In contrast, some states cover the costs of regularly scheduled dialysis treatment for undocumented patients through their emergency services only Medicaid programs. In 2019, the Colorado Department of Health Care Financing and Policy classified end-stage renal disease as an emergency medical condition, which allows the state Medicaid program to cover the costs of scheduled dialysis. Washington and Illinois also cover ongoing dialysis services for undocumented patients with end-stage renal disease. Arizona similarly includes dialysis services offered at least three times per week as a covered emergency service. Rather than resorting to emergency department care, undocumented patients in these states can receive ongoing treatment at outpatient dialysis centers.

North Carolina added a specific section on dialysis to its Medicaid manual, providing a process through which undocumented patients can receive authorization for ongoing dialysis treatment. While resulting in the same access to scheduled care, this approach offers an alternative option for reform (beyond explicitly interpreting the emergency medical condition definition to include end-stage renal disease) to states that have yet to provide ongoing dialysis services to undocumented immigrants. This approach, although achieving the same outcome, is administratively inefficient because it requires individual authorization for each patient rather than providing a blanket authorization for the treatment. The North Carolina policy is certainly an improvement over emergency services only Medicaid programs that do not cover scheduled dialysis, but it is more resource-intensive and places an increased burden on individual patients, the health care system, and state health and human services staff as compared to the process described above.

The refusal of many states to use Medicaid funds to pay for scheduled dialysis treatment for undocumented end-stage renal disease patients is clinically contraindicated and costly. Mandating that patients suffer excruciating physical and psychosocial harm each week before having the opportunity to seek emergency treatment is ethically reprehensible and unnecessary. Some undocumented end-stage renal disease patients have to seek legal representation and expert testimony and endure a lengthy legal process to secure ongoing treatment—an extraordinary burden for someone with a life-threatening medical condition. This process is inefficient for both patients and states.

The sample of approaches included in this post demonstrates the opportunity for states to amend their emergency medical condition definition or otherwise modify their Medicaid manual to enable coverage for undocumented patients in need of ongoing dialysis. Scheduled dialysis is the clinical recommendation for end-stage renal disease patients, and it results in improved health outcomes and cost savings. Following the lead of states such as Illinois and Arizona, other states have the opportunity to facilitate access to ongoing dialysis services for end-stage renal disease patients, regardless of immigration status, through the state’s emergency services only Medicaid program.

This post was developed by Susan Fleurant, Senior Legal Researcher, Network for Public Health Law – Mid-States Region Office and J.D./M.P.H Candidate, University of Michigan (2022), and reviewed by Colleen Healy Boufides, J.D., Deputy Director, Network for Public Health Law – Mid-States Region Office, Sarah Grusin, J.D., Staff Attorney, National Health Law Program, and Anna Hill, J.D., Staff Attorney, Michigan Immigrant Rights Center.

The Network for Public Health Law provides information and technical assistance on issues related to public health.

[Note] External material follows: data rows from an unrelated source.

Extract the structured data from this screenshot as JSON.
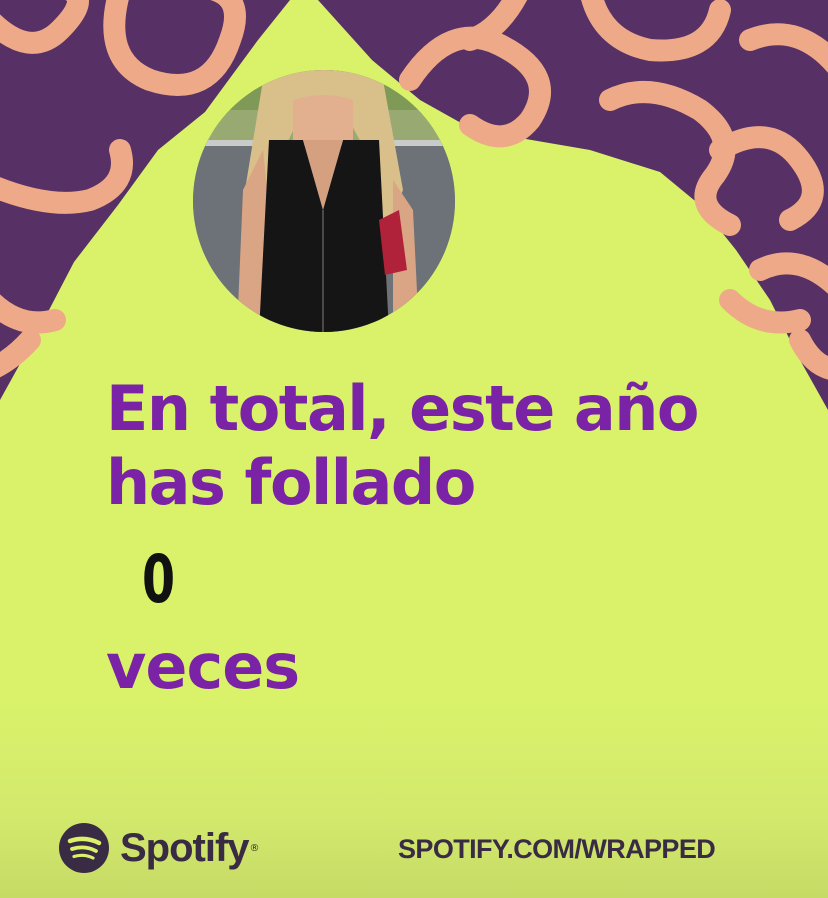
{
  "headline": {
    "line1": "En total, este año",
    "line2": "has follado"
  },
  "count": "0",
  "unit": "veces",
  "footer": {
    "brand_name": "Spotify",
    "brand_mark": "®",
    "url": "SPOTIFY.COM/WRAPPED"
  },
  "colors": {
    "background": "#d9f26a",
    "shape": "#573065",
    "squiggle": "#eeaa88",
    "headline": "#7b23a6",
    "count": "#111111",
    "footer_text": "#3a2b45"
  },
  "icons": {
    "avatar": "profile-photo",
    "brand": "spotify-logo-icon"
  }
}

The legal information and assistance provided in this document do not constitute legal advice or legal representation. For legal advice, readers should consult a lawyer in their state.

Support for the Network is provided by the Robert Wood Johnson Foundation (RWJF). The views expressed in this post do not represent the views of (and should not be attributed to) RWJF.